Record Type: RIE
Publication Date: 1994-Apr
Pages: 14
Abstractor: N/A
Teachers' Perspectives on Computer-Assisted Instruction: Transmission versus Construction of Knowledge.
Niederhauser, Dale S.; Stoddart, Trish
This study was conducted to examine how teachers' beliefs about computer-assisted instruction (CAI) relate to the types of instructional software they use with students, the types of computer related activities they provide for their students, whether they integrate computer usage with other instructional activities, and whether they had received training in various types of computer usage. Data were collected through a survey mailed to every public elementary, middle, junior high, and high school in one state. A total of 2,170 usable surveys (63 percent) were returned. The questionnaire contained items which focused on: teacher demographics; beliefs about the effectiveness of using computers in instruction; the amount, frequency, and type of CAI teachers engaged in; frequency of use; subject areas for software used; and the types of technology training they had received. According to the data analysis, teachers' beliefs about effective use of technology for instructional purposes can be differentiated into two discrete categories: some teachers believe that computers are tools that students use in collecting, analyzing, and presenting information, while others believe that computers are teaching machines that can be used to present information, give immediate reinforcement, and track student progress. In general, elementary school teachers favored a more transmission oriented view of how computers can be effectively used, while secondary teachers tended to favor a more constructivist view. (Contains 16 references.) (LL)
Publication Type: Speeches/Meeting Papers; Reports - Research
Education Level: N/A
Audience: N/A
Language: English
Sponsor: N/A

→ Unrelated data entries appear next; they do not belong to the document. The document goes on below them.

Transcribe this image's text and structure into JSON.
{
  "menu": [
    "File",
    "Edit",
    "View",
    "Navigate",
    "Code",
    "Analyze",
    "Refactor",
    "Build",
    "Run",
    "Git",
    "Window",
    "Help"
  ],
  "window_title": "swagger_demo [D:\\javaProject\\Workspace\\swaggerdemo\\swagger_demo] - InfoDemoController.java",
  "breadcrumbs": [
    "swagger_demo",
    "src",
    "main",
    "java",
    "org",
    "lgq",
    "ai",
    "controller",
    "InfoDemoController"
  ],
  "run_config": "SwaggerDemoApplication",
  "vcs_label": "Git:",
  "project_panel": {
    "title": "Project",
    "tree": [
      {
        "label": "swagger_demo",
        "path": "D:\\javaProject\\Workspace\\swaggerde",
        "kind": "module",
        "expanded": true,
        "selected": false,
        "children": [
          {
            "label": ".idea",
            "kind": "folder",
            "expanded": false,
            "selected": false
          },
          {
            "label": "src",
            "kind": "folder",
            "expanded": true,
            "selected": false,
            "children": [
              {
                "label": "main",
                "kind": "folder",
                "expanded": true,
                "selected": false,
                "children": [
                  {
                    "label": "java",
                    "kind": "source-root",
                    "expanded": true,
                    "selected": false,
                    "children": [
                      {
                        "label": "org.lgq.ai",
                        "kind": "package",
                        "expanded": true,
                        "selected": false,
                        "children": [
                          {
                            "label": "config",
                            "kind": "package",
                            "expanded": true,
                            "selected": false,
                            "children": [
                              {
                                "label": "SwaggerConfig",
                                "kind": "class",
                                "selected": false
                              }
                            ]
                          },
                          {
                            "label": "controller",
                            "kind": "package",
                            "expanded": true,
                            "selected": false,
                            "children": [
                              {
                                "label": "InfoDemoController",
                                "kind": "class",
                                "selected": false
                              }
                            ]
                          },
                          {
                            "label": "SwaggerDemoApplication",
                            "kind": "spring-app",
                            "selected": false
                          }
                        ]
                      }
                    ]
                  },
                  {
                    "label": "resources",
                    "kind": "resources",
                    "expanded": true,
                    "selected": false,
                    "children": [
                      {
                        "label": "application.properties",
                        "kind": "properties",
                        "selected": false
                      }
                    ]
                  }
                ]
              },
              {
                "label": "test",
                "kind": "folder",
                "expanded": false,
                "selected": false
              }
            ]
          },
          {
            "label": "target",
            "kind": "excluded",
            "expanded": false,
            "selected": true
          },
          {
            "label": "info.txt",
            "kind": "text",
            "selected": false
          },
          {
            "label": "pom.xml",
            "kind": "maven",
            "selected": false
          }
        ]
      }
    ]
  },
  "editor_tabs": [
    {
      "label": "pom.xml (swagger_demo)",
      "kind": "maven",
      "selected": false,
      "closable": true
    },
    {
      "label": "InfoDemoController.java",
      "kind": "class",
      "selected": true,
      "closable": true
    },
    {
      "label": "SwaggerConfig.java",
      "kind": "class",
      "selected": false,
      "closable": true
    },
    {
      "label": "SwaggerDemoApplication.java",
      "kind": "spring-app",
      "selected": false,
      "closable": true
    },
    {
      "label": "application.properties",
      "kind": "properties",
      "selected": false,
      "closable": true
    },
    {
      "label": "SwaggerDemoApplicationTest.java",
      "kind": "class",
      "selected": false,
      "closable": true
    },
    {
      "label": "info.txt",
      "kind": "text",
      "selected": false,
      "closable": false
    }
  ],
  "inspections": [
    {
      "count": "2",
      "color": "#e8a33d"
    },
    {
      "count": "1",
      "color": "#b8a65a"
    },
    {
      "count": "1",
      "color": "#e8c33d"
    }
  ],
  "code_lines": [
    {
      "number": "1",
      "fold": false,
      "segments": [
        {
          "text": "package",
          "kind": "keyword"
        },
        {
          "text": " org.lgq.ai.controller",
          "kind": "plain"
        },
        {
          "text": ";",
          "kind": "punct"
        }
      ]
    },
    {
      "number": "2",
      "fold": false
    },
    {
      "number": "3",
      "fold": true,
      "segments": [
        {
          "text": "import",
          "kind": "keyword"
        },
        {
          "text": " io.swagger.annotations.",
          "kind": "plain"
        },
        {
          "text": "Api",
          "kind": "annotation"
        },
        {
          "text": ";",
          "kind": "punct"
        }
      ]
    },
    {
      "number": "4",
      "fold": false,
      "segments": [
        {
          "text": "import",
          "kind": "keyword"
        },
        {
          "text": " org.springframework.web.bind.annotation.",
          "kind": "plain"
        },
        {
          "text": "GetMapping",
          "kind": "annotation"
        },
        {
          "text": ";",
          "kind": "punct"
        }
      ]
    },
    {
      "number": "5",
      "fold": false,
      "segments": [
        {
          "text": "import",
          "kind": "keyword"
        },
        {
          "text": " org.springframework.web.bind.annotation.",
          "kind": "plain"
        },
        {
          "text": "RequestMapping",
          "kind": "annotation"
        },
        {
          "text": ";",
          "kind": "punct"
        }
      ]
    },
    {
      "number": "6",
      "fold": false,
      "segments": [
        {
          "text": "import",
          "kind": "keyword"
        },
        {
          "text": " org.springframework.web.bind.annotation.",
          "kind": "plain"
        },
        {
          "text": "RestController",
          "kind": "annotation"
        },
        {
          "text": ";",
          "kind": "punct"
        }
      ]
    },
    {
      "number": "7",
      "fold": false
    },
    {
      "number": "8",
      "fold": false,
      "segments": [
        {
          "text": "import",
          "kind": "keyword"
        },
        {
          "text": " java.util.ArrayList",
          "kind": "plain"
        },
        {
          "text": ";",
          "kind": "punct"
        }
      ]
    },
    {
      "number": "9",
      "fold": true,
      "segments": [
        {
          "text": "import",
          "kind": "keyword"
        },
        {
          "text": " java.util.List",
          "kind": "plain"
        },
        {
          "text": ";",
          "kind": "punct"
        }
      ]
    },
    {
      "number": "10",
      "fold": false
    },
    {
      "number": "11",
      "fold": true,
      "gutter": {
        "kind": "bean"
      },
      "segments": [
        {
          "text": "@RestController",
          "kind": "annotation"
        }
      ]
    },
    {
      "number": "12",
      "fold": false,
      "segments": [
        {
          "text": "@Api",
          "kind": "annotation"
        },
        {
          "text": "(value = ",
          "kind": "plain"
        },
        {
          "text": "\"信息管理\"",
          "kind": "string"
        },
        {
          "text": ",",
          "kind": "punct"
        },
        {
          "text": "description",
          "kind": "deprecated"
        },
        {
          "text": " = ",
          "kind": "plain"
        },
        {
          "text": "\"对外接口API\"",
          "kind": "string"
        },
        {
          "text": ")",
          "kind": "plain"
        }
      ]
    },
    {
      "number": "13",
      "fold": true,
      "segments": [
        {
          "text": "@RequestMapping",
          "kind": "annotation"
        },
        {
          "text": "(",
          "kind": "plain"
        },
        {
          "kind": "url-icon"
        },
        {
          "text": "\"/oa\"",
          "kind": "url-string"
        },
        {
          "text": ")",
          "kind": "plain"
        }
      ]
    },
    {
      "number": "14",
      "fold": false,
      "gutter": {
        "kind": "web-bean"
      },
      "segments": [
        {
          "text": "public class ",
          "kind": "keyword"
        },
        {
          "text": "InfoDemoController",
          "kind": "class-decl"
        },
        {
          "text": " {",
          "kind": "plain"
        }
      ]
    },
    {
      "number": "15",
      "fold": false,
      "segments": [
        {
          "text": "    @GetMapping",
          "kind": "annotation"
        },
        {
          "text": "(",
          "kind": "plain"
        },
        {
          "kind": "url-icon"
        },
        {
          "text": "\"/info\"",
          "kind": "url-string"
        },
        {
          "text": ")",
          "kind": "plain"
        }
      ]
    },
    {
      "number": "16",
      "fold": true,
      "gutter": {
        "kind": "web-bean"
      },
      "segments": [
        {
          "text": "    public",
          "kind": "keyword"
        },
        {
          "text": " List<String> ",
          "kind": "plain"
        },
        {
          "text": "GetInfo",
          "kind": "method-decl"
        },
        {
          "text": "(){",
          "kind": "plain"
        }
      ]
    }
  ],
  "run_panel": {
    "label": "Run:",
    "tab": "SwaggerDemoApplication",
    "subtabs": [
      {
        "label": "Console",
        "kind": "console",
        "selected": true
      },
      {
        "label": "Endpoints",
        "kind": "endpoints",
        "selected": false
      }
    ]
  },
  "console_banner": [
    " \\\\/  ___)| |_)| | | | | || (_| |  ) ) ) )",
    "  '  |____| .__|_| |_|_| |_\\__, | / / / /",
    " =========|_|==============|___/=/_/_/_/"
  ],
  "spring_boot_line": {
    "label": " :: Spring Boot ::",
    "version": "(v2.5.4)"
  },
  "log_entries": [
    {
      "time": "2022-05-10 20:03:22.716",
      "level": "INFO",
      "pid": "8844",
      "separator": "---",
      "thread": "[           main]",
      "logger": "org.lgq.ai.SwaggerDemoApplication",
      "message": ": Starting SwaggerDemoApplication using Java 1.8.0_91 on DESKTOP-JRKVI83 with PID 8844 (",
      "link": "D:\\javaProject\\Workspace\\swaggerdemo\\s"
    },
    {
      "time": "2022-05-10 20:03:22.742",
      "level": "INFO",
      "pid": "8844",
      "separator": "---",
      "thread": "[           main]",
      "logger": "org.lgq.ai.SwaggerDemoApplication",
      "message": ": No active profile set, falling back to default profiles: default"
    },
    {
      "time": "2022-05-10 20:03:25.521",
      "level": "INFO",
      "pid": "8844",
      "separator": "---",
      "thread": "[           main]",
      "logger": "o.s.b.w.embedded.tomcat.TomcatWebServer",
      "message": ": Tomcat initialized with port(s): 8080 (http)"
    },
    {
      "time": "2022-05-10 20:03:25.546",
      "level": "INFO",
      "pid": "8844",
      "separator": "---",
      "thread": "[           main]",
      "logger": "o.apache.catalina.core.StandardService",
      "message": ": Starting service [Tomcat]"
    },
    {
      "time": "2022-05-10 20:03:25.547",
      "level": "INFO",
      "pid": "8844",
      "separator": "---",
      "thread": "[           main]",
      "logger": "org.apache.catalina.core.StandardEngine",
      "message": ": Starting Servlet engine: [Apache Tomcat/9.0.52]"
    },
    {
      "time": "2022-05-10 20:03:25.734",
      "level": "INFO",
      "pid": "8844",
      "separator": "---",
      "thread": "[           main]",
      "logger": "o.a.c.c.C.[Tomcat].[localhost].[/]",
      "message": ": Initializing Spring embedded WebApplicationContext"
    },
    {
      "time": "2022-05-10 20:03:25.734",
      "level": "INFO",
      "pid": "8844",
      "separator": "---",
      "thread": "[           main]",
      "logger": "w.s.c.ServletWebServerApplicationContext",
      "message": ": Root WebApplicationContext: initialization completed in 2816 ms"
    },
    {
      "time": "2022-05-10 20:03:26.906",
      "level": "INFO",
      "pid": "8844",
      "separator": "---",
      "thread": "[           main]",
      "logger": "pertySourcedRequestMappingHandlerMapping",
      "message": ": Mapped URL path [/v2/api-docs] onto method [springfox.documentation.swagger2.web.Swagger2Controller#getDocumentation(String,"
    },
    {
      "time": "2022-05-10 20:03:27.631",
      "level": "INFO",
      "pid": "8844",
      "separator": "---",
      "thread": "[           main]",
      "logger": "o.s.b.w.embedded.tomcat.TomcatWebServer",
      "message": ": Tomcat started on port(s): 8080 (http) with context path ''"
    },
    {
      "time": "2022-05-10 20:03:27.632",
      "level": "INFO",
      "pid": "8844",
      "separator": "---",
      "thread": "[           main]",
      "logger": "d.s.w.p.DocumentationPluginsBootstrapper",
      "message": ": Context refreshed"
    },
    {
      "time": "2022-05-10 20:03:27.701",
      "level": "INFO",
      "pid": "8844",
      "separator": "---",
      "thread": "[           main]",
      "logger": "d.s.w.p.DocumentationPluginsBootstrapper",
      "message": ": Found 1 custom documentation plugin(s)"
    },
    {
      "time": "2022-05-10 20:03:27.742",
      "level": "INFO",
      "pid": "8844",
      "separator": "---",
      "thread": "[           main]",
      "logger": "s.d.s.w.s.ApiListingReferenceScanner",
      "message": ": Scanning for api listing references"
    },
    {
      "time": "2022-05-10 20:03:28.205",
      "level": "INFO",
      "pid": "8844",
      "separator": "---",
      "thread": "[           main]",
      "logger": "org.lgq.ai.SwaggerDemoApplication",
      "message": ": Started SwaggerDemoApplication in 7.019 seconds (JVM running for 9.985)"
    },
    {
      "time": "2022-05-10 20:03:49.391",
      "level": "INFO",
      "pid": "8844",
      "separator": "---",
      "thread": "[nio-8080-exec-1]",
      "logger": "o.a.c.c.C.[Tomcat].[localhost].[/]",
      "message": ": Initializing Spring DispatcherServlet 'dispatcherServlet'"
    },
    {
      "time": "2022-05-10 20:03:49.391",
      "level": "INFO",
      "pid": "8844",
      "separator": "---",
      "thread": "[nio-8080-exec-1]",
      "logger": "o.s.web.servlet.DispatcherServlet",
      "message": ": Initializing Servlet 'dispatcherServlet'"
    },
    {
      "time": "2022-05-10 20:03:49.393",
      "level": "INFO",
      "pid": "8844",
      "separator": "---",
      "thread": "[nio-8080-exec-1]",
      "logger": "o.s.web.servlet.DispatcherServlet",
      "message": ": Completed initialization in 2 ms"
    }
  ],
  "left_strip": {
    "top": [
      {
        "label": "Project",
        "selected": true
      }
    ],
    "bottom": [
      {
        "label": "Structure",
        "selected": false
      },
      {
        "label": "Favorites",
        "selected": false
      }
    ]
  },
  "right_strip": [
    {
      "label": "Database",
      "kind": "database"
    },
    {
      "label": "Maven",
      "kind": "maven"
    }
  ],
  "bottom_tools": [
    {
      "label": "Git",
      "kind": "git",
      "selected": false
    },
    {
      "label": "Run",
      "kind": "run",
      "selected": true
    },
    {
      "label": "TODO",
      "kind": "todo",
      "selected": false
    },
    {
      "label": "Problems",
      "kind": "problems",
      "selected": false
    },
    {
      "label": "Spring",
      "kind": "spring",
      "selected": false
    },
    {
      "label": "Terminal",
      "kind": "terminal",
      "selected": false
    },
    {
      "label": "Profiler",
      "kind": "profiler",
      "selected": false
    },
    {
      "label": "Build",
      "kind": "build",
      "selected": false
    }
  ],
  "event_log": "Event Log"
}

Authoring Institution: N/A
Note: Paper presented at the Annual Meeting of the American Educational Research Association (New Orleans, LA, February 4-8, 1994).